Below are some records; state how many of their lines contain the word "title", and add nothing.

**GIVEN RECORDS:**
+--
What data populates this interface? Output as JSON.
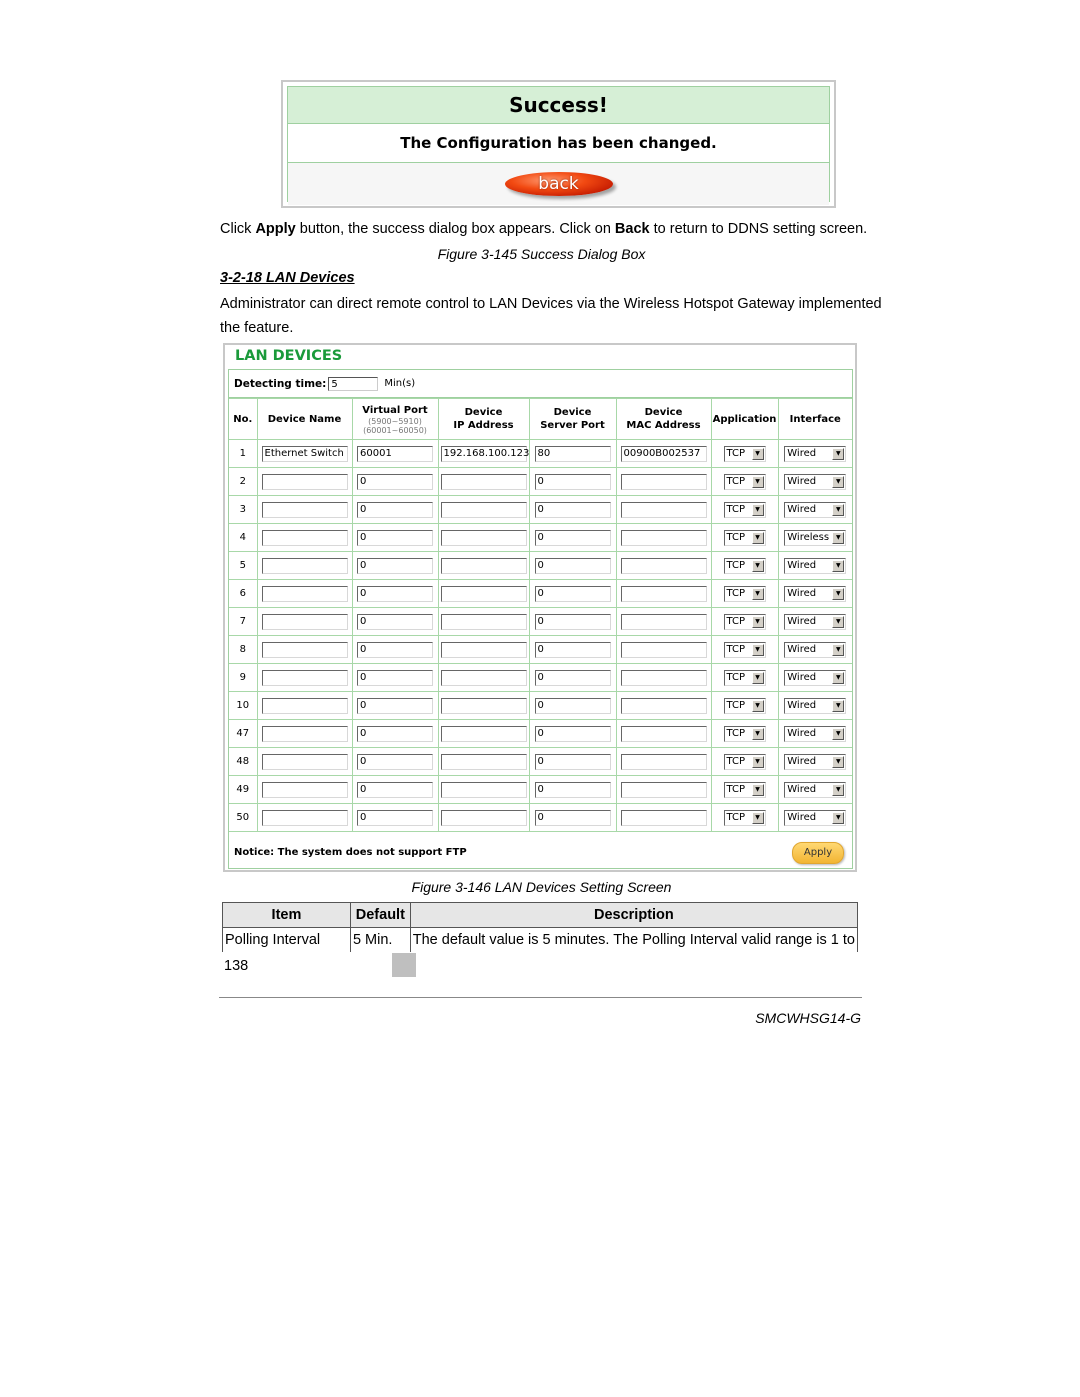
{
  "success_dialog": {
    "title": "Success!",
    "message": "The Configuration has been changed.",
    "back_label": "back"
  },
  "paragraph1": {
    "t1": "Click ",
    "b1": "Apply",
    "t2": " button, the success dialog box appears. Click on ",
    "b2": "Back",
    "t3": " to return to DDNS setting screen."
  },
  "figure145_caption": "Figure 3-145 Success Dialog Box",
  "section_heading": "3-2-18 LAN Devices",
  "paragraph2_line1": "Administrator can direct remote control to LAN Devices via the Wireless Hotspot Gateway implemented",
  "paragraph2_line2": "the feature.",
  "lan_devices": {
    "title": "LAN DEVICES",
    "detecting_time_label": "Detecting time:",
    "detecting_time_value": "5",
    "detecting_time_unit": "Min(s)",
    "columns": {
      "no": "No.",
      "device_name": "Device Name",
      "virtual_port": "Virtual Port",
      "virtual_port_range1": "(5900~5910)",
      "virtual_port_range2": "(60001~60050)",
      "ip_l1": "Device",
      "ip_l2": "IP Address",
      "port_l1": "Device",
      "port_l2": "Server Port",
      "mac_l1": "Device",
      "mac_l2": "MAC Address",
      "application": "Application",
      "interface": "Interface"
    },
    "rows": [
      {
        "no": "1",
        "name": "Ethernet Switch",
        "vport": "60001",
        "ip": "192.168.100.123",
        "sport": "80",
        "mac": "00900B002537",
        "app": "TCP",
        "iface": "Wired"
      },
      {
        "no": "2",
        "name": "",
        "vport": "0",
        "ip": "",
        "sport": "0",
        "mac": "",
        "app": "TCP",
        "iface": "Wired"
      },
      {
        "no": "3",
        "name": "",
        "vport": "0",
        "ip": "",
        "sport": "0",
        "mac": "",
        "app": "TCP",
        "iface": "Wired"
      },
      {
        "no": "4",
        "name": "",
        "vport": "0",
        "ip": "",
        "sport": "0",
        "mac": "",
        "app": "TCP",
        "iface": "Wireless"
      },
      {
        "no": "5",
        "name": "",
        "vport": "0",
        "ip": "",
        "sport": "0",
        "mac": "",
        "app": "TCP",
        "iface": "Wired"
      },
      {
        "no": "6",
        "name": "",
        "vport": "0",
        "ip": "",
        "sport": "0",
        "mac": "",
        "app": "TCP",
        "iface": "Wired"
      },
      {
        "no": "7",
        "name": "",
        "vport": "0",
        "ip": "",
        "sport": "0",
        "mac": "",
        "app": "TCP",
        "iface": "Wired"
      },
      {
        "no": "8",
        "name": "",
        "vport": "0",
        "ip": "",
        "sport": "0",
        "mac": "",
        "app": "TCP",
        "iface": "Wired"
      },
      {
        "no": "9",
        "name": "",
        "vport": "0",
        "ip": "",
        "sport": "0",
        "mac": "",
        "app": "TCP",
        "iface": "Wired"
      },
      {
        "no": "10",
        "name": "",
        "vport": "0",
        "ip": "",
        "sport": "0",
        "mac": "",
        "app": "TCP",
        "iface": "Wired"
      },
      {
        "no": "47",
        "name": "",
        "vport": "0",
        "ip": "",
        "sport": "0",
        "mac": "",
        "app": "TCP",
        "iface": "Wired"
      },
      {
        "no": "48",
        "name": "",
        "vport": "0",
        "ip": "",
        "sport": "0",
        "mac": "",
        "app": "TCP",
        "iface": "Wired"
      },
      {
        "no": "49",
        "name": "",
        "vport": "0",
        "ip": "",
        "sport": "0",
        "mac": "",
        "app": "TCP",
        "iface": "Wired"
      },
      {
        "no": "50",
        "name": "",
        "vport": "0",
        "ip": "",
        "sport": "0",
        "mac": "",
        "app": "TCP",
        "iface": "Wired"
      }
    ],
    "notice": "Notice: The system does not support FTP",
    "apply_label": "Apply",
    "dropdown_arrow_icon": "▼"
  },
  "figure146_caption": "Figure 3-146 LAN Devices Setting Screen",
  "description_table": {
    "headers": [
      "Item",
      "Default",
      "Description"
    ],
    "rows": [
      [
        "Polling Interval",
        "5 Min.",
        "The default value is 5 minutes. The Polling Interval valid range is 1 to"
      ]
    ]
  },
  "page_number": "138",
  "footer_model": "SMCWHSG14-G"
}
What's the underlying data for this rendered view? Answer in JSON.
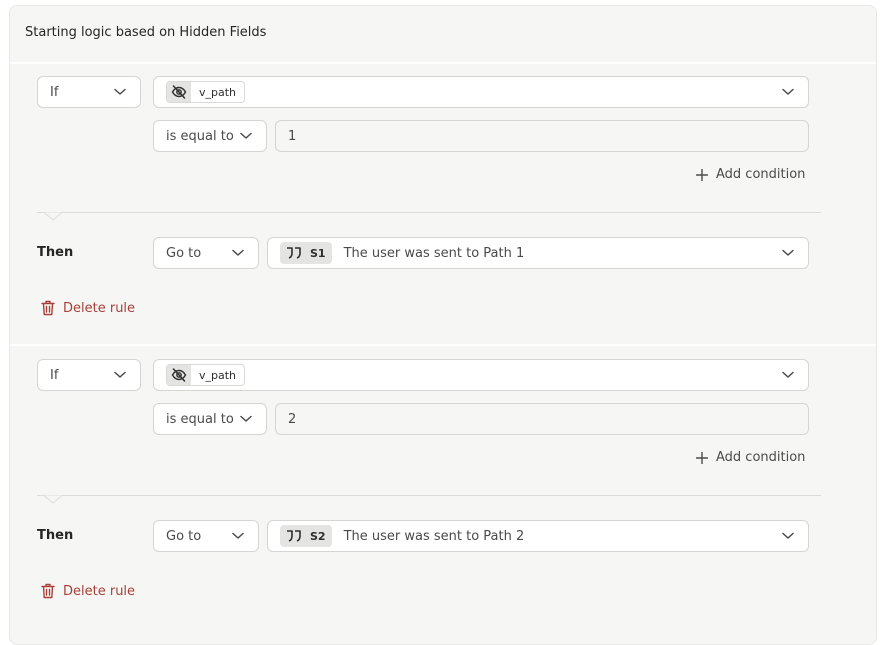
{
  "panel": {
    "title": "Starting logic based on Hidden Fields"
  },
  "rules": [
    {
      "if_label": "If",
      "field": "v_path",
      "operator": "is equal to",
      "value": "1",
      "add_condition": "Add condition",
      "then_label": "Then",
      "action": "Go to",
      "target_ref": "S1",
      "target_text": "The user was sent to Path 1",
      "delete_label": "Delete rule"
    },
    {
      "if_label": "If",
      "field": "v_path",
      "operator": "is equal to",
      "value": "2",
      "add_condition": "Add condition",
      "then_label": "Then",
      "action": "Go to",
      "target_ref": "S2",
      "target_text": "The user was sent to Path 2",
      "delete_label": "Delete rule"
    }
  ],
  "colors": {
    "panel_bg": "#f6f6f4",
    "delete": "#a8403a",
    "border": "#d5d5d3"
  },
  "icons": [
    "eye-off-icon",
    "chevron-down-icon",
    "plus-icon",
    "quote-icon",
    "trash-icon"
  ]
}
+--
**SOLUTION FOR THIS TASK:**
3